+++ Records for this task

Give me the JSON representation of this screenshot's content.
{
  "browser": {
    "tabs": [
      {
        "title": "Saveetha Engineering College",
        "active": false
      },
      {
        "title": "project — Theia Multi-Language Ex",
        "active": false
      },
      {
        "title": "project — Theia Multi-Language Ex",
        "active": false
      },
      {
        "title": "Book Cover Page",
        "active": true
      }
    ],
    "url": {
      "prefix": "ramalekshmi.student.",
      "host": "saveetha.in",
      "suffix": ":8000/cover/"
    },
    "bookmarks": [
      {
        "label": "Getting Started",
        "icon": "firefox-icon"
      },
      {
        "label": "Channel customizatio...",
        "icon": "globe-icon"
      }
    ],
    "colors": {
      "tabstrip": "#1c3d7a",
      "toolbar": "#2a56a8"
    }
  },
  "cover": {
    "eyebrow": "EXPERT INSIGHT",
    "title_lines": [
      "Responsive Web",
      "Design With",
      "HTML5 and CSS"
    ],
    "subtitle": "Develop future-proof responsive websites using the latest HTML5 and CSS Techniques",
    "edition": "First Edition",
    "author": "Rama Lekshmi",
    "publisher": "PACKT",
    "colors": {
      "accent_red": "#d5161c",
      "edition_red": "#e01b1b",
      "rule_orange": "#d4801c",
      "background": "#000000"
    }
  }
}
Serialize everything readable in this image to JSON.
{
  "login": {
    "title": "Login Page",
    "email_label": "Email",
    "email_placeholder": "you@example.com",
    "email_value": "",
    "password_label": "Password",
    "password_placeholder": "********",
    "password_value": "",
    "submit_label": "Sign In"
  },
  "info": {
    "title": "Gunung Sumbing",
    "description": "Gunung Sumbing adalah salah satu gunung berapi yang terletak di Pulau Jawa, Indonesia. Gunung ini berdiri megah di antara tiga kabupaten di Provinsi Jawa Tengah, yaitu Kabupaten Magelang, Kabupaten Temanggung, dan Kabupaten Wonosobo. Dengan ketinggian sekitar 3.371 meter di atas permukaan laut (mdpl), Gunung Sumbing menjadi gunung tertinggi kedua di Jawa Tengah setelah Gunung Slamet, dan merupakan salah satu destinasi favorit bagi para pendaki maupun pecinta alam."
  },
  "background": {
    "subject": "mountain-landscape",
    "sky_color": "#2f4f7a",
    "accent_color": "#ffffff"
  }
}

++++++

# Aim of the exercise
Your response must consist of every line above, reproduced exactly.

# Output below
Give me the JSON representation of this screenshot's content.
{
  "browser": {
    "tabs": [
      {
        "title": "Saveetha Engineering College",
        "active": false
      },
      {
        "title": "project — Theia Multi-Language Ex",
        "active": false
      },
      {
        "title": "project — Theia Multi-Language Ex",
        "active": false
      },
      {
        "title": "Book Cover Page",
        "active": true
      }
    ],
    "url": {
      "prefix": "ramalekshmi.student.",
      "host": "saveetha.in",
      "suffix": ":8000/cover/"
    },
    "bookmarks": [
      {
        "label": "Getting Started",
        "icon": "firefox-icon"
      },
      {
        "label": "Channel customizatio...",
        "icon": "globe-icon"
      }
    ],
    "colors": {
      "tabstrip": "#1c3d7a",
      "toolbar": "#2a56a8"
    }
  },
  "cover": {
    "eyebrow": "EXPERT INSIGHT",
    "title_lines": [
      "Responsive Web",
      "Design With",
      "HTML5 and CSS"
    ],
    "subtitle": "Develop future-proof responsive websites using the latest HTML5 and CSS Techniques",
    "edition": "First Edition",
    "author": "Rama Lekshmi",
    "publisher": "PACKT",
    "colors": {
      "accent_red": "#d5161c",
      "edition_red": "#e01b1b",
      "rule_orange": "#d4801c",
      "background": "#000000"
    }
  }
}
Serialize everything readable in this image to JSON.
{
  "login": {
    "title": "Login Page",
    "email_label": "Email",
    "email_placeholder": "you@example.com",
    "email_value": "",
    "password_label": "Password",
    "password_placeholder": "********",
    "password_value": "",
    "submit_label": "Sign In"
  },
  "info": {
    "title": "Gunung Sumbing",
    "description": "Gunung Sumbing adalah salah satu gunung berapi yang terletak di Pulau Jawa, Indonesia. Gunung ini berdiri megah di antara tiga kabupaten di Provinsi Jawa Tengah, yaitu Kabupaten Magelang, Kabupaten Temanggung, dan Kabupaten Wonosobo. Dengan ketinggian sekitar 3.371 meter di atas permukaan laut (mdpl), Gunung Sumbing menjadi gunung tertinggi kedua di Jawa Tengah setelah Gunung Slamet, dan merupakan salah satu destinasi favorit bagi para pendaki maupun pecinta alam."
  },
  "background": {
    "subject": "mountain-landscape",
    "sky_color": "#2f4f7a",
    "accent_color": "#ffffff"
  }
}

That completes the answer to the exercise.